US5942191 *Jul 14, 1997Aug 24, 1999Becton, Dickinson And CompanySmall tube for collecting blood sample
US6077235 *Feb 23, 1999Jun 20, 2000Becton, Dickinson And CompanyHydrophobic plastic tube and block or graft copolymer having a hydrophobic domain compatible with and non-exudably interpenetrated in the matrix of the tube plastic, and hydrophilic domain providing hydrophilicity to interior wall
US6290655 *Feb 24, 2000Sep 18, 2001Becton, Dickinson And CompanyBlood collection assembly
US6555386 *Jul 20, 2000Apr 29, 2003Clinical Diagnostic Chemicals LimitedApparatus for collecting a liquid sample
US8460620Nov 14, 2011Jun 11, 2013Becton, Dickinson And CompanySpecimen collection container assembly
US8806920 *Mar 5, 2009Aug 19, 2014Becton, Dickinson And CompanyCo-molded pierceable stopper and method for making the same
US20090308184 *Mar 5, 2009Dec 17, 2009Becton, Dickinson And CompanyCo-Molded Pierceable Stopper and Method for Making the Same
CN102282078BMar 5, 2009Mar 5, 2014贝克顿迪金森公司Co-molded pierceable stopper and method for making same
DE3541041A1 *Nov 19, 1985May 21, 1987Sarstedt KunststoffBlutsammelgefaess

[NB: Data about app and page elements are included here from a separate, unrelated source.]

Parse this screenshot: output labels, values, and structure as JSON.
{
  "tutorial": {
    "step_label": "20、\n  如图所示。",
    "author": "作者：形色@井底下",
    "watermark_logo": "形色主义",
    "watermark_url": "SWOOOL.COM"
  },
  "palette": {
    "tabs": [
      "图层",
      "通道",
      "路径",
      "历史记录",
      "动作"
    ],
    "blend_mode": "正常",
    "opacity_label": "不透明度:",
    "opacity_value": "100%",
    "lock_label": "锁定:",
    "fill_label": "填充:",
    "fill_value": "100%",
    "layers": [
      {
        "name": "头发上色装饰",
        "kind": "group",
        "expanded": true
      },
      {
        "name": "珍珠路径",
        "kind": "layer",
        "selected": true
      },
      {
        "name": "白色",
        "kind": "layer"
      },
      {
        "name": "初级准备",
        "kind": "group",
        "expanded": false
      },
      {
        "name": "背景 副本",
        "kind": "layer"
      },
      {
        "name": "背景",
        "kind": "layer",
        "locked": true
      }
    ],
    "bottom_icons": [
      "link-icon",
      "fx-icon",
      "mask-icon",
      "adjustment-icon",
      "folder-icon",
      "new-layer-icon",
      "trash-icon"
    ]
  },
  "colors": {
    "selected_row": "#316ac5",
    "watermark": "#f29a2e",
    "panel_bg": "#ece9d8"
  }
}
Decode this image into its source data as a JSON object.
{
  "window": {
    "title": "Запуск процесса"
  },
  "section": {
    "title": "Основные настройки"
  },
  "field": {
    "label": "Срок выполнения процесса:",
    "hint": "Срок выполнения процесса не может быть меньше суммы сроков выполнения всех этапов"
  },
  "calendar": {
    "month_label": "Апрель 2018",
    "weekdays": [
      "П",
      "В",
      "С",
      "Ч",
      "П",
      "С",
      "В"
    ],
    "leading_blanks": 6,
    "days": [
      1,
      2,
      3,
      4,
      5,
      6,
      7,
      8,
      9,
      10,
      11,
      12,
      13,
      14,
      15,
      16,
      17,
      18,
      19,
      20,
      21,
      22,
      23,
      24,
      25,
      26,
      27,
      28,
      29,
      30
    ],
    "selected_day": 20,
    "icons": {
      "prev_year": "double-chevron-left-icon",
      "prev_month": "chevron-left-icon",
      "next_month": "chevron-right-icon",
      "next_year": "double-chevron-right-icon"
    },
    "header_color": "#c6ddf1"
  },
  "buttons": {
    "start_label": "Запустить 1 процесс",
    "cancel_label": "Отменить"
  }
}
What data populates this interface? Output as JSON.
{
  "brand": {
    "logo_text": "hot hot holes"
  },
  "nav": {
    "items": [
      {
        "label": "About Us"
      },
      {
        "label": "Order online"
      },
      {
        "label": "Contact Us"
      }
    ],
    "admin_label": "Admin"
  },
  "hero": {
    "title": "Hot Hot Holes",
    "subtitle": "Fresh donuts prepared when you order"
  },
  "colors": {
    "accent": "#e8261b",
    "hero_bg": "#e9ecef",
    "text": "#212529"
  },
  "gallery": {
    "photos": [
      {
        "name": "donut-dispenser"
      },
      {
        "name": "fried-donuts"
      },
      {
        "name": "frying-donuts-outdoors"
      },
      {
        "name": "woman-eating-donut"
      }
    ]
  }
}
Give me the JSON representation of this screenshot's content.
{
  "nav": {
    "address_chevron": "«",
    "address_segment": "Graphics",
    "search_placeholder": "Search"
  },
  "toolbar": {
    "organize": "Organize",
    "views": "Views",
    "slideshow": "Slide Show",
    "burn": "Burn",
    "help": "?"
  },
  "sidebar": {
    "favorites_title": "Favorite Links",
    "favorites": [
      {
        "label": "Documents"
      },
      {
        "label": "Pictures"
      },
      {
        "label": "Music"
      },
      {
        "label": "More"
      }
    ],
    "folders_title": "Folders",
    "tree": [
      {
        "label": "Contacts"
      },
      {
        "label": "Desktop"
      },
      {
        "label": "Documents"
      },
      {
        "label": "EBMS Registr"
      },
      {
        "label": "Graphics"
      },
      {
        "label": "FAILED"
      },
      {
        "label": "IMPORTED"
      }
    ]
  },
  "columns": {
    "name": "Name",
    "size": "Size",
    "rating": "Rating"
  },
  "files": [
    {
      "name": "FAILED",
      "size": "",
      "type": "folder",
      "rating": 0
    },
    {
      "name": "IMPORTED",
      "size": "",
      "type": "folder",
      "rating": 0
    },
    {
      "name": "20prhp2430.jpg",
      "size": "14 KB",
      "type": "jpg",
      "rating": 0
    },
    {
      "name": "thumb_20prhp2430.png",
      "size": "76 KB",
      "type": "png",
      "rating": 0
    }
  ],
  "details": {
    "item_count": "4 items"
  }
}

EP0204891A2Mar 5, 1986Dec 17, 1986Becton, Dickinson and CompanyBlood collector for microcollection container
EP0204893A2Mar 5, 1986Dec 17, 1986Becton, Dickinson and CompanyBlood collection assembly
EP0224650A2 *Aug 12, 1986Jun 10, 1987Becton Dickinson and CompanyFlow inducing means for small volume containers

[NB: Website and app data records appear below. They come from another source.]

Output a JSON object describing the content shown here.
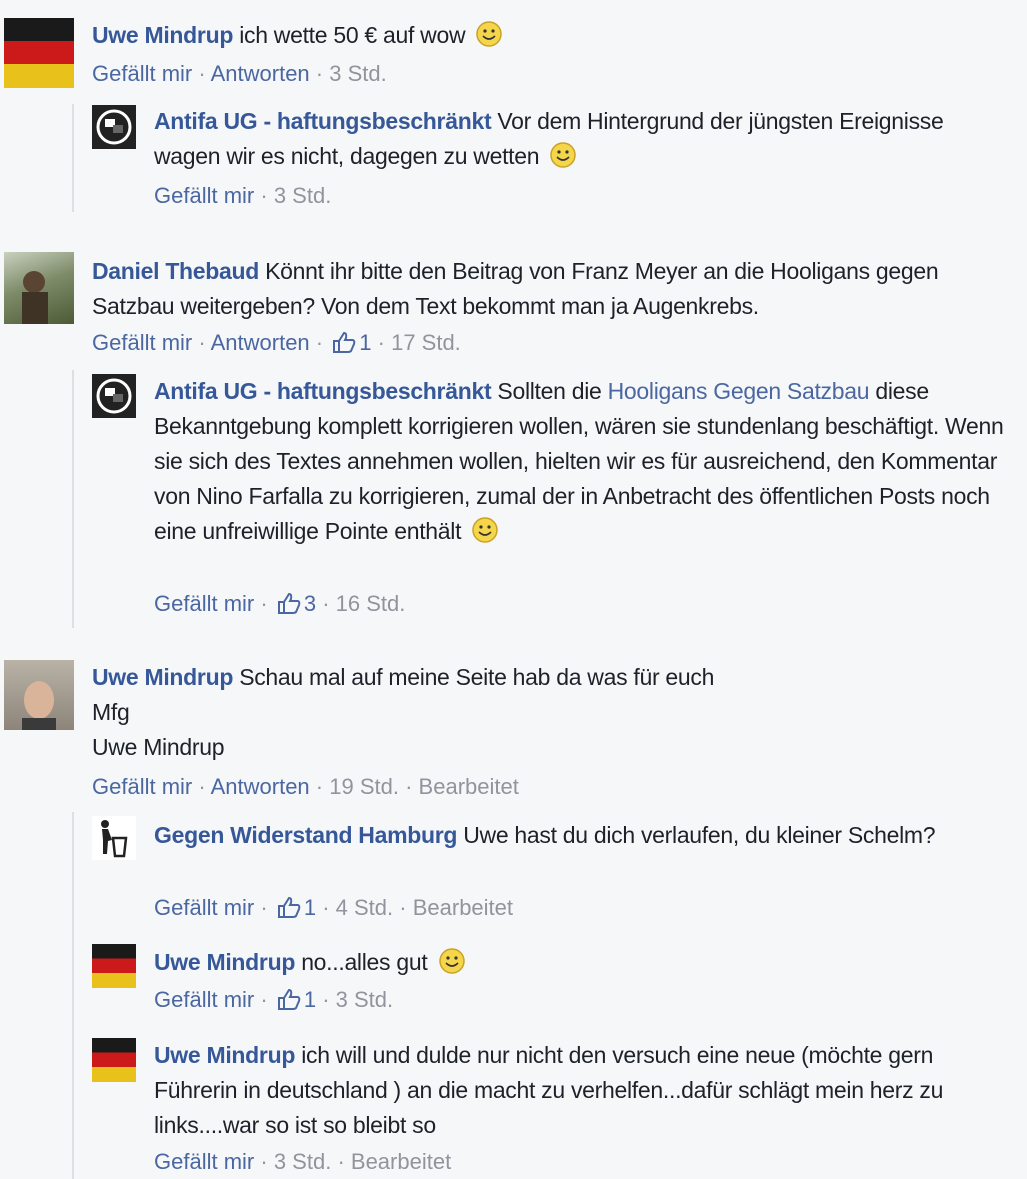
{
  "comments": [
    {
      "author": "Uwe Mindrup",
      "text": "ich wette 50 € auf wow",
      "like": "Gefällt mir",
      "reply": "Antworten",
      "time": "3 Std."
    },
    {
      "author": "Antifa UG - haftungsbeschränkt",
      "text": "Vor dem Hintergrund der jüngsten Ereignisse wagen wir es nicht, dagegen zu wetten",
      "like": "Gefällt mir",
      "time": "3 Std."
    },
    {
      "author": "Daniel Thebaud",
      "text": "Könnt ihr bitte den Beitrag von Franz Meyer an die Hooligans gegen Satzbau weitergeben? Von dem Text bekommt man ja Augenkrebs.",
      "like": "Gefällt mir",
      "reply": "Antworten",
      "likes": "1",
      "time": "17 Std."
    },
    {
      "author": "Antifa UG - haftungsbeschränkt",
      "text_before": "Sollten die",
      "link": "Hooligans Gegen Satzbau",
      "text": "diese Bekanntgebung komplett korrigieren wollen, wären sie stundenlang beschäftigt. Wenn sie sich des Textes annehmen wollen, hielten wir es für ausreichend, den Kommentar von Nino Farfalla zu korrigieren, zumal der in Anbetracht des öffentlichen Posts noch eine unfreiwillige Pointe enthält",
      "like": "Gefällt mir",
      "likes": "3",
      "time": "16 Std."
    },
    {
      "author": "Uwe Mindrup",
      "text": "Schau mal auf meine Seite hab da was für euch",
      "line2": "Mfg",
      "line3": "Uwe Mindrup",
      "like": "Gefällt mir",
      "reply": "Antworten",
      "time": "19 Std.",
      "edited": "Bearbeitet"
    },
    {
      "author": "Gegen Widerstand Hamburg",
      "text": "Uwe hast du dich verlaufen, du kleiner Schelm?",
      "like": "Gefällt mir",
      "likes": "1",
      "time": "4 Std.",
      "edited": "Bearbeitet"
    },
    {
      "author": "Uwe Mindrup",
      "text": "no...alles gut",
      "like": "Gefällt mir",
      "likes": "1",
      "time": "3 Std."
    },
    {
      "author": "Uwe Mindrup",
      "text": "ich will und dulde nur nicht den versuch eine neue (möchte gern Führerin in deutschland ) an die macht zu verhelfen...dafür schlägt mein herz zu links....war so ist so bleibt so",
      "like": "Gefällt mir",
      "time": "3 Std.",
      "edited": "Bearbeitet"
    }
  ],
  "sep": "·",
  "icons": {
    "like": "thumbs-up-icon",
    "smiley": "smiley-icon"
  }
}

EP0891742A2Jul 1, 1998Jan 20, 1999Becton Dickinson and CompanyBody fluid collection vessel having reduced capacity
EP1031380A2 *Jan 28, 2000Aug 30, 2000Becton, Dickinson and CompanyBlood collection assembly and method for its manufacture
Classifications
U.S. Classification600/576, 600/580
International ClassificationA61B5/15
Cooperative ClassificationA61B5/1411
European ClassificationA61B5/14B2
Legal Events
DateCodeEventDescription
Jan 19, 1995FPAYFee payment
Year of fee payment: 12
Jan 29, 1991FPAYFee payment
Year of fee payment: 8
Feb 2, 1987FPAYFee payment
Year of fee payment: 4
Apr 29, 1982ASAssignment
Owner name: BECTON, DICKINSON AND COMPANY, MACK CENTRE DRIVE,
Free format text: ASSIGNMENT OF ASSIGNORS INTEREST.;ASSIGNOR:BURNS, JAMES A.;REEL/FRAME:003982/0187
Effective date: 19810806